--- START ---

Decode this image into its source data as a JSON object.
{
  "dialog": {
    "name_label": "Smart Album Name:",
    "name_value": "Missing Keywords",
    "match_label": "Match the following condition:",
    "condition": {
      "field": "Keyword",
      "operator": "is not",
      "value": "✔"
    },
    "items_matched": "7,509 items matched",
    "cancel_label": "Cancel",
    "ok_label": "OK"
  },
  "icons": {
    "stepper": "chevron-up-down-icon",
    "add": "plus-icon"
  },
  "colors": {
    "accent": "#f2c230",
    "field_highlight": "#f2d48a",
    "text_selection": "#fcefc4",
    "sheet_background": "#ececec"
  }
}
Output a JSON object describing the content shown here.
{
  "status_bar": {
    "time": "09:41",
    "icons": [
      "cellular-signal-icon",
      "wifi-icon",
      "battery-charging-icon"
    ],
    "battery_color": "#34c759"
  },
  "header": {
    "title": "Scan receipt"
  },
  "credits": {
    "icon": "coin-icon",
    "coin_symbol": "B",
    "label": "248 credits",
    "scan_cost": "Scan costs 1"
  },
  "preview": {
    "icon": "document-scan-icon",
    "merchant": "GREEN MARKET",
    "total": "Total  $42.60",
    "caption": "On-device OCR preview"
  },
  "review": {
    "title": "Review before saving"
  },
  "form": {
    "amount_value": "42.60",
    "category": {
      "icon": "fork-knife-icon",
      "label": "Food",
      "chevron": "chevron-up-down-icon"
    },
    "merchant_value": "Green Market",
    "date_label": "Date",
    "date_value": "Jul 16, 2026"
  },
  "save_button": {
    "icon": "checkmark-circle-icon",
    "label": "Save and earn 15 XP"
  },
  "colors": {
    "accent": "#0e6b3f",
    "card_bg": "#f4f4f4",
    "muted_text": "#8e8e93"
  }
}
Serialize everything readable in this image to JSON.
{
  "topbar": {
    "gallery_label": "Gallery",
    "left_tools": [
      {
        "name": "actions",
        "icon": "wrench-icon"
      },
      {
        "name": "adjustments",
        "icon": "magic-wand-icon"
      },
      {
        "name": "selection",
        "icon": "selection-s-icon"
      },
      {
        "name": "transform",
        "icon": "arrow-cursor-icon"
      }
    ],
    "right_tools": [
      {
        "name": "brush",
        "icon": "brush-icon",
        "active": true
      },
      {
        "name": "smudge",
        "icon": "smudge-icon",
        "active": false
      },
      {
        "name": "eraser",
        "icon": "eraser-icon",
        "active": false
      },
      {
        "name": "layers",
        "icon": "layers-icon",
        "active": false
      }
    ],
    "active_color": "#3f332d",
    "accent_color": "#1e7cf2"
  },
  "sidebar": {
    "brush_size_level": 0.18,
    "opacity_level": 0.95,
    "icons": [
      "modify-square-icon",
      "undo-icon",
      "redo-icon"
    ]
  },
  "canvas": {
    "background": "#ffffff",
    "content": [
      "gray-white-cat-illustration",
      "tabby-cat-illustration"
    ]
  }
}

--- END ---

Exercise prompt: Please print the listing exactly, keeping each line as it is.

Task answer:
Decode this image into its source data as a JSON object.
{
  "dialog": {
    "name_label": "Smart Album Name:",
    "name_value": "Missing Keywords",
    "match_label": "Match the following condition:",
    "condition": {
      "field": "Keyword",
      "operator": "is not",
      "value": "✔"
    },
    "items_matched": "7,509 items matched",
    "cancel_label": "Cancel",
    "ok_label": "OK"
  },
  "icons": {
    "stepper": "chevron-up-down-icon",
    "add": "plus-icon"
  },
  "colors": {
    "accent": "#f2c230",
    "field_highlight": "#f2d48a",
    "text_selection": "#fcefc4",
    "sheet_background": "#ececec"
  }
}
Output a JSON object describing the content shown here.
{
  "status_bar": {
    "time": "09:41",
    "icons": [
      "cellular-signal-icon",
      "wifi-icon",
      "battery-charging-icon"
    ],
    "battery_color": "#34c759"
  },
  "header": {
    "title": "Scan receipt"
  },
  "credits": {
    "icon": "coin-icon",
    "coin_symbol": "B",
    "label": "248 credits",
    "scan_cost": "Scan costs 1"
  },
  "preview": {
    "icon": "document-scan-icon",
    "merchant": "GREEN MARKET",
    "total": "Total  $42.60",
    "caption": "On-device OCR preview"
  },
  "review": {
    "title": "Review before saving"
  },
  "form": {
    "amount_value": "42.60",
    "category": {
      "icon": "fork-knife-icon",
      "label": "Food",
      "chevron": "chevron-up-down-icon"
    },
    "merchant_value": "Green Market",
    "date_label": "Date",
    "date_value": "Jul 16, 2026"
  },
  "save_button": {
    "icon": "checkmark-circle-icon",
    "label": "Save and earn 15 XP"
  },
  "colors": {
    "accent": "#0e6b3f",
    "card_bg": "#f4f4f4",
    "muted_text": "#8e8e93"
  }
}
Serialize everything readable in this image to JSON.
{
  "topbar": {
    "gallery_label": "Gallery",
    "left_tools": [
      {
        "name": "actions",
        "icon": "wrench-icon"
      },
      {
        "name": "adjustments",
        "icon": "magic-wand-icon"
      },
      {
        "name": "selection",
        "icon": "selection-s-icon"
      },
      {
        "name": "transform",
        "icon": "arrow-cursor-icon"
      }
    ],
    "right_tools": [
      {
        "name": "brush",
        "icon": "brush-icon",
        "active": true
      },
      {
        "name": "smudge",
        "icon": "smudge-icon",
        "active": false
      },
      {
        "name": "eraser",
        "icon": "eraser-icon",
        "active": false
      },
      {
        "name": "layers",
        "icon": "layers-icon",
        "active": false
      }
    ],
    "active_color": "#3f332d",
    "accent_color": "#1e7cf2"
  },
  "sidebar": {
    "brush_size_level": 0.18,
    "opacity_level": 0.95,
    "icons": [
      "modify-square-icon",
      "undo-icon",
      "redo-icon"
    ]
  },
  "canvas": {
    "background": "#ffffff",
    "content": [
      "gray-white-cat-illustration",
      "tabby-cat-illustration"
    ]
  }
}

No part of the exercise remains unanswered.